The announcement recently that Yale will likely create two new area studies majors is a welcome addition to the pantheon of Yale’s majors. While area studies majors sometimes feel an awkward fit nestled among otherwise discipline-specific liberal arts and humanities programs, the need for sustainable area-specific programming for the new majors ensures that Yale’s course offerings remains varied, even for students who choose to stick with more traditional degrees.
The two new programs in question — South Asian Studies and Modern Middle Eastern History — join existing programs on African, Latin American, East Asian and American studies and were formed in part, according to Yale College Dean Peter Salovey, as a response to student demand for more courses focused on those regions of the world. The administration should be praised for its responsiveness on this matter; this newspaper, among other student groups, such as the South Asian Society, has frequently called on Yale to stop focusing its international offerings so intently on East Asia.
It is not necessary to enumerate here the reasons why South Asia and the Middle East are such critical regions for our generation to know about. It’s important therefore not to lose sight of the reason why these new majors are a good addition to Yale’s offerings, namely, the simple fact that the administrative commitment to these programs necessitates a commitment to hire more specialized faculty — and more professors means more courses offered on those subjects.
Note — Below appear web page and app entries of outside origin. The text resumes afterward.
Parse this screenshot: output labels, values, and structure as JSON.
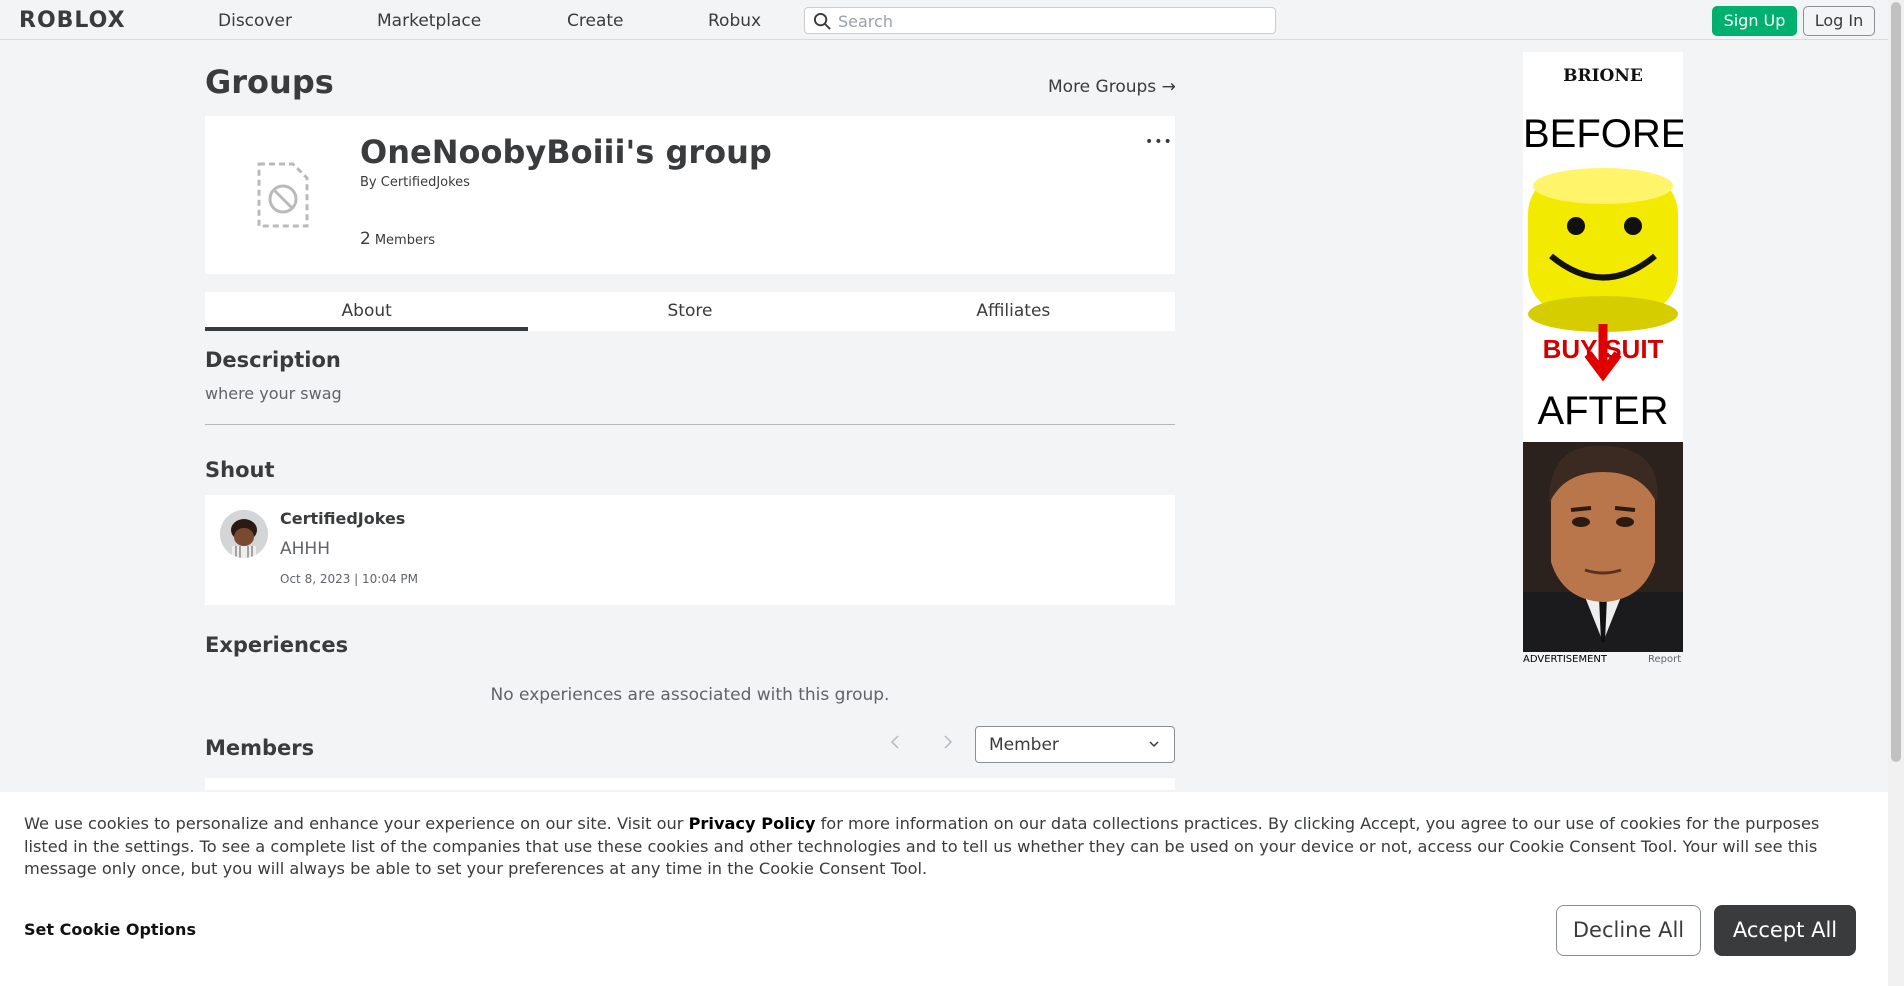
{
  "nav": {
    "logo": "ROBLOX",
    "links": [
      "Discover",
      "Marketplace",
      "Create",
      "Robux"
    ],
    "search_placeholder": "Search",
    "signup": "Sign Up",
    "login": "Log In"
  },
  "header": {
    "title": "Groups",
    "more_groups": "More Groups →"
  },
  "group": {
    "name": "OneNoobyBoiii's group",
    "owner_prefix": "By",
    "owner": "CertifiedJokes",
    "members_count": "2",
    "members_label": "Members",
    "more_menu": "•••"
  },
  "tabs": [
    "About",
    "Store",
    "Affiliates"
  ],
  "about": {
    "description_title": "Description",
    "description": "where your swag",
    "shout_title": "Shout",
    "shout": {
      "user": "CertifiedJokes",
      "text": "AHHH",
      "time": "Oct 8, 2023 | 10:04 PM"
    },
    "experiences_title": "Experiences",
    "no_experiences": "No experiences are associated with this group.",
    "members_title": "Members",
    "role_select": "Member"
  },
  "ad": {
    "brand": "BRIONE",
    "before": "BEFORE",
    "buy": "BUY SUIT",
    "after": "AFTER",
    "label": "ADVERTISEMENT",
    "report": "Report"
  },
  "cookie": {
    "text_before": "We use cookies to personalize and enhance your experience on our site. Visit our ",
    "privacy_link": "Privacy Policy",
    "text_after": " for more information on our data collections practices. By clicking Accept, you agree to our use of cookies for the purposes listed in the settings. To see a complete list of the companies that use these cookies and other technologies and to tell us whether they can be used on your device or not, access our Cookie Consent Tool. Your will see this message only once, but you will always be able to set your preferences at any time in the Cookie Consent Tool.",
    "options": "Set Cookie Options",
    "decline": "Decline All",
    "accept": "Accept All"
  },
  "colors": {
    "accent_green": "#00b06f",
    "text_dark": "#393b3d",
    "background": "#f2f4f5"
  }
}
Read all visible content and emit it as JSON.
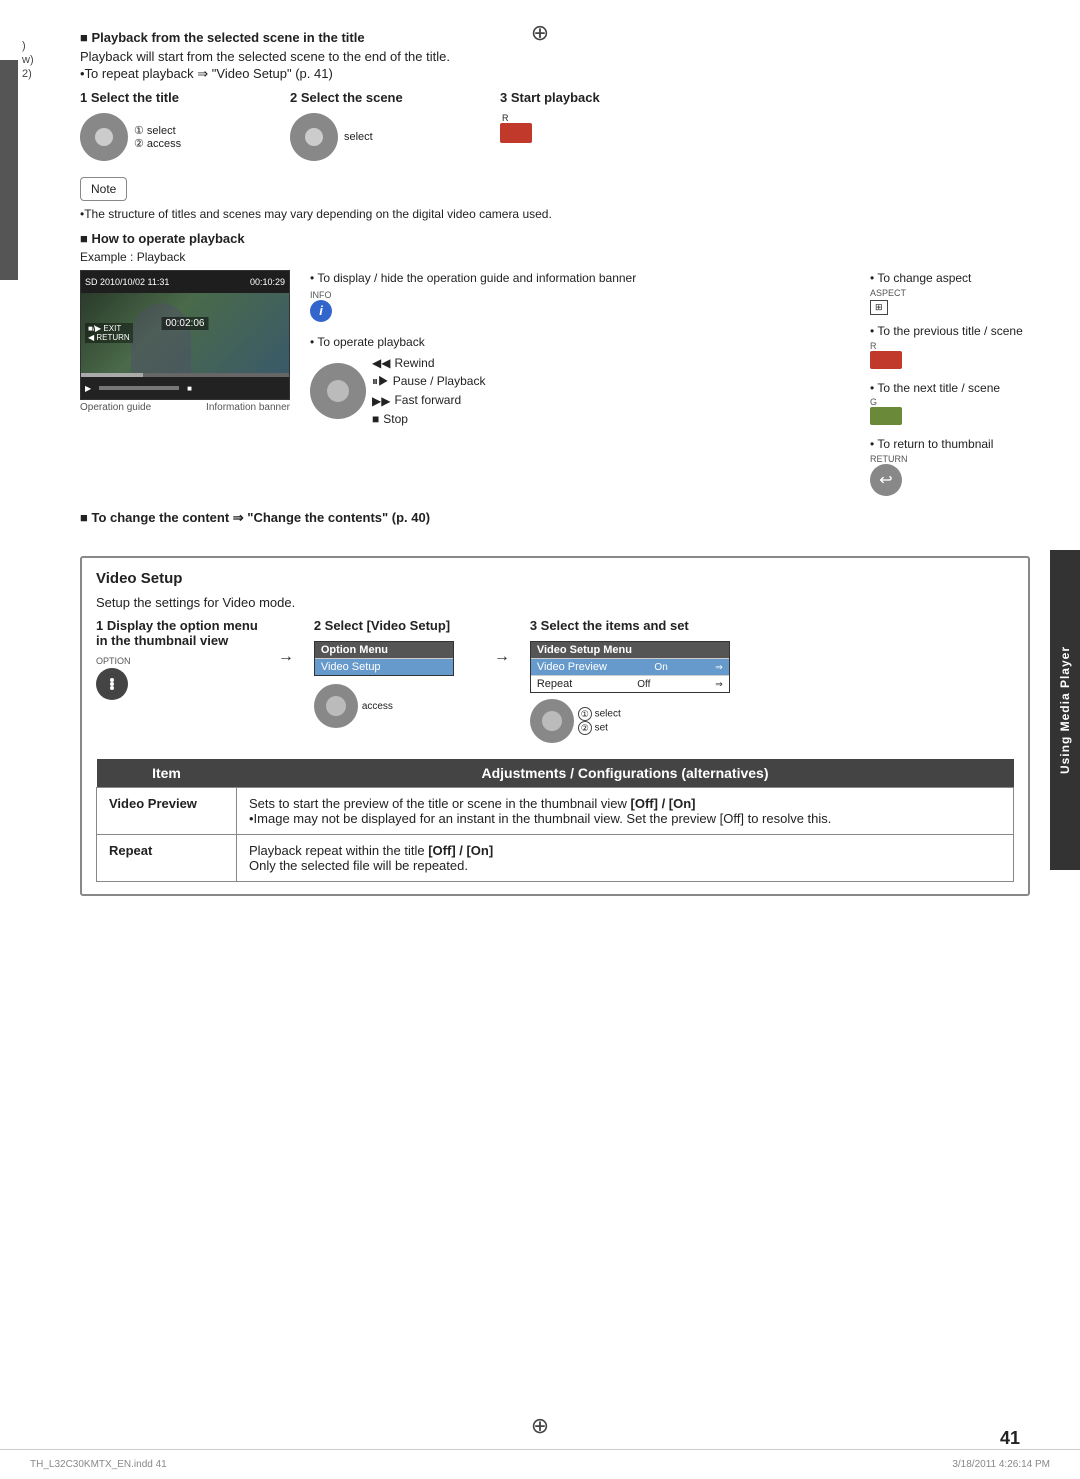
{
  "page": {
    "number": "41",
    "compass_symbol": "⊕",
    "footer_left": "TH_L32C30KMTX_EN.indd   41",
    "footer_right": "3/18/2011   4:26:14 PM"
  },
  "left_marks": [
    ")",
    "w)",
    "2)"
  ],
  "playback_section": {
    "title": "■ Playback from the selected scene in the title",
    "description": "Playback will start from the selected scene to the end of the title.",
    "repeat_note": "•To repeat playback ⇒ \"Video Setup\" (p. 41)",
    "steps": [
      {
        "number": "1",
        "label": "Select the title"
      },
      {
        "number": "2",
        "label": "Select the scene"
      },
      {
        "number": "3",
        "label": "Start playback"
      }
    ],
    "step1_sub": [
      "① select",
      "② access"
    ],
    "step2_sub": [
      "select"
    ],
    "step3_btn": "R",
    "note_text": "Note",
    "note_content": "•The structure of titles and scenes may vary depending on the digital video camera used."
  },
  "how_to_operate": {
    "title": "■ How to operate playback",
    "example_label": "Example : Playback",
    "operation_guide_label": "Operation guide",
    "information_banner_label": "Information banner",
    "screen_info": {
      "top_left": "SD  2010/10/02  11:31",
      "top_right": "00:10:29",
      "time_current": "00:02:06"
    },
    "controls": [
      {
        "label": "•To display / hide the operation guide and information banner",
        "icon": "INFO"
      },
      {
        "label": "•To operate playback",
        "sub": [
          {
            "icon": "rewind",
            "text": "Rewind"
          },
          {
            "icon": "pause",
            "text": "Pause / Playback"
          },
          {
            "icon": "ff",
            "text": "Fast forward"
          },
          {
            "icon": "stop",
            "text": "Stop"
          }
        ]
      }
    ],
    "right_controls": [
      {
        "label": "•To change aspect",
        "sublabel": "ASPECT",
        "icon": "aspect"
      },
      {
        "label": "•To the previous title / scene",
        "sublabel": "R",
        "icon": "btn-red"
      },
      {
        "label": "•To the next title / scene",
        "sublabel": "G",
        "icon": "btn-green"
      },
      {
        "label": "•To return to thumbnail",
        "sublabel": "RETURN",
        "icon": "return"
      }
    ]
  },
  "change_content": {
    "text": "■ To change the content ⇒ \"Change the contents\" (p. 40)"
  },
  "video_setup": {
    "title": "Video Setup",
    "description": "Setup the settings for Video mode.",
    "steps": [
      {
        "number": "1",
        "label": "Display the option menu\nin the thumbnail view",
        "sublabel": "OPTION"
      },
      {
        "number": "2",
        "label": "Select [Video Setup]",
        "menu": {
          "header": "Option Menu",
          "items": [
            "Video Setup"
          ]
        }
      },
      {
        "number": "3",
        "label": "Select the items and set",
        "menu": {
          "header": "Video Setup Menu",
          "items": [
            {
              "name": "Video Preview",
              "value": "On",
              "selected": true
            },
            {
              "name": "Repeat",
              "value": "Off",
              "selected": false
            }
          ]
        },
        "sub": [
          "① select",
          "② set"
        ]
      }
    ],
    "table": {
      "col1_header": "Item",
      "col2_header": "Adjustments / Configurations (alternatives)",
      "rows": [
        {
          "item": "Video Preview",
          "description": "Sets to start the preview of the title or scene in the thumbnail view [Off] / [On]\n•Image may not be displayed for an instant in the thumbnail view. Set the preview [Off] to resolve this."
        },
        {
          "item": "Repeat",
          "description": "Playback repeat within the title [Off] / [On]\nOnly the selected file will be repeated."
        }
      ]
    }
  },
  "sidebar_label": "Using Media Player"
}
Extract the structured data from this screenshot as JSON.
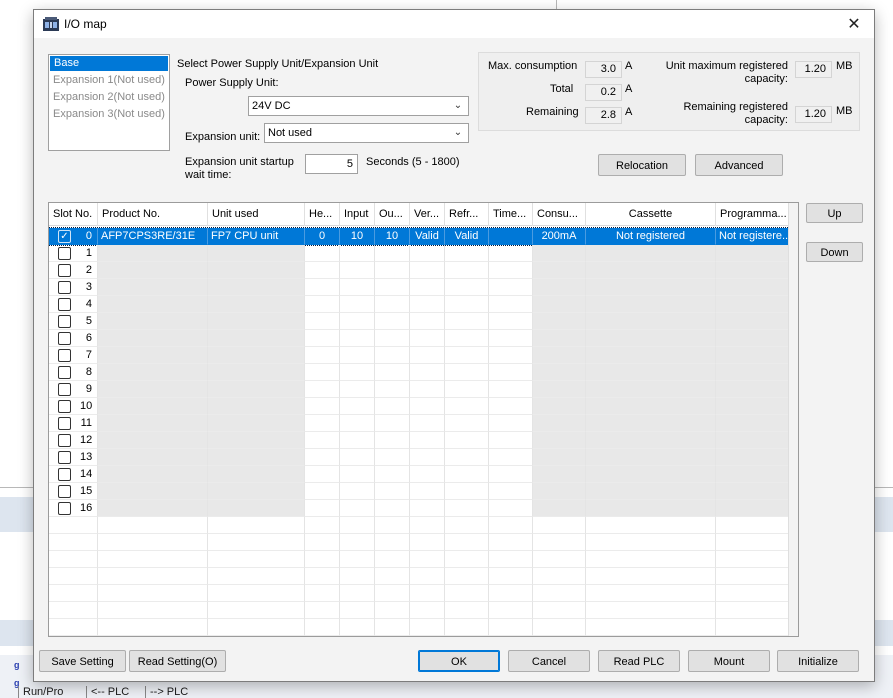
{
  "dialog": {
    "title": "I/O map",
    "close_symbol": "✕"
  },
  "unit_list": [
    {
      "label": "Base",
      "selected": true
    },
    {
      "label": "Expansion 1(Not used)",
      "selected": false
    },
    {
      "label": "Expansion 2(Not used)",
      "selected": false
    },
    {
      "label": "Expansion 3(Not used)",
      "selected": false
    }
  ],
  "power": {
    "section_label": "Select Power Supply Unit/Expansion Unit",
    "power_label": "Power Supply Unit:",
    "power_value": "24V DC",
    "expansion_label": "Expansion unit:",
    "expansion_value": "Not used",
    "startup_label_1": "Expansion unit startup",
    "startup_label_2": "wait time:",
    "startup_value": "5",
    "startup_unit": "Seconds (5 - 1800)"
  },
  "consumption": {
    "max_label": "Max. consumption",
    "max_value": "3.0",
    "max_unit": "A",
    "total_label": "Total",
    "total_value": "0.2",
    "total_unit": "A",
    "remaining_label": "Remaining",
    "remaining_value": "2.8",
    "remaining_unit": "A",
    "cap_label_1": "Unit maximum registered",
    "cap_label_2": "capacity:",
    "cap_value": "1.20",
    "cap_unit": "MB",
    "remcap_label_1": "Remaining registered",
    "remcap_label_2": "capacity:",
    "remcap_value": "1.20",
    "remcap_unit": "MB"
  },
  "buttons": {
    "relocation": "Relocation",
    "advanced": "Advanced",
    "up": "Up",
    "down": "Down",
    "save_setting": "Save Setting",
    "read_setting": "Read Setting(O)",
    "ok": "OK",
    "cancel": "Cancel",
    "read_plc": "Read PLC",
    "mount": "Mount",
    "initialize": "Initialize"
  },
  "grid": {
    "columns": [
      "Slot No.",
      "Product No.",
      "Unit used",
      "He...",
      "Input",
      "Ou...",
      "Ver...",
      "Refr...",
      "Time...",
      "Consu...",
      "Cassette",
      "Programma..."
    ],
    "row0": {
      "slot": "0",
      "product": "AFP7CPS3RE/31E",
      "unit": "FP7 CPU unit",
      "head": "0",
      "input": "10",
      "output": "10",
      "verify": "Valid",
      "refresh": "Valid",
      "time": "",
      "consumption": "200mA",
      "cassette": "Not registered",
      "programmable": "Not registere..."
    },
    "slots": [
      "1",
      "2",
      "3",
      "4",
      "5",
      "6",
      "7",
      "8",
      "9",
      "10",
      "11",
      "12",
      "13",
      "14",
      "15",
      "16"
    ]
  },
  "background": {
    "tab_run": "Run/Pro",
    "tab_from_plc": "<-- PLC",
    "tab_to_plc": "--> PLC"
  }
}
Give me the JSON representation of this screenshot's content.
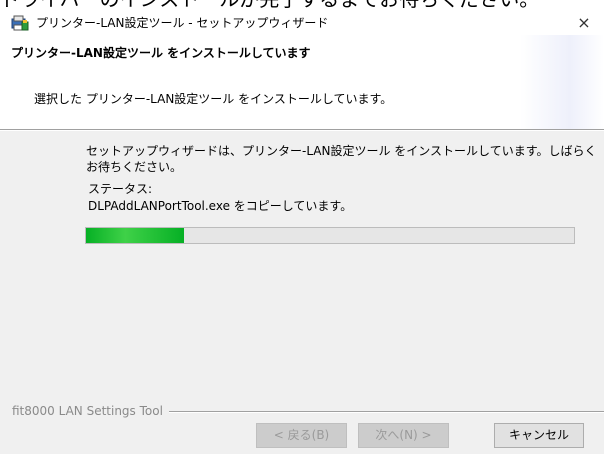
{
  "background_text": "ドライバーのインストールが完了するまでお待ちください。",
  "window": {
    "title": "プリンター-LAN設定ツール - セットアップウィザード",
    "close_glyph": "×"
  },
  "header": {
    "title": "プリンター-LAN設定ツール をインストールしています",
    "description": "選択した プリンター-LAN設定ツール をインストールしています。"
  },
  "body": {
    "message": "セットアップウィザードは、プリンター-LAN設定ツール をインストールしています。しばらくお待ちください。",
    "status_label": "ステータス:",
    "status_value": "DLPAddLANPortTool.exe をコピーしています。",
    "progress": 0.2
  },
  "footer": {
    "brand": "fit8000 LAN Settings Tool"
  },
  "buttons": {
    "back": "< 戻る(B)",
    "next": "次へ(N) >",
    "cancel": "キャンセル"
  },
  "colors": {
    "progress_fill": "#06b025",
    "header_bg": "#ffffff",
    "dialog_bg": "#f0f0f0"
  },
  "icons": {
    "app": "installer-icon",
    "close": "close-icon"
  }
}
Many majors already enable students to specialize to some extent on a particular region, and students in many majors — history, political science, anthropology — need to be wise in picking courses that give them sufficient background for writing informed senior essays. The challenge students face is when there is a deficit of courses offered on the topics they want to study. That’s not a challenge unique to students who want to study particular regions; there are undoubtedly science or engineering majors who cannot find faculty that share their specialized interests.
Yale’s commitment to developing two new area studies majors is laudable therefore because it shows Yale’s willingness to acknowledge and fill holes in the breadth of its faculty. And while there are pros and cons to majoring in area studies as opposed to focusing on learning the tools of a more traditional discipline, we can’t complain when Yale expands the number of subjects its students can study in depth, either as elective add-ons to existing majors, or through specific area studies programs.
The committee studying the academic implications of the proposed expansion should bear this in mind: There is student demand for patches to Yale’s academic offerings — in public health, for example — and expansion could be a valuable chance to further diversify and deepen Yale’s program of study.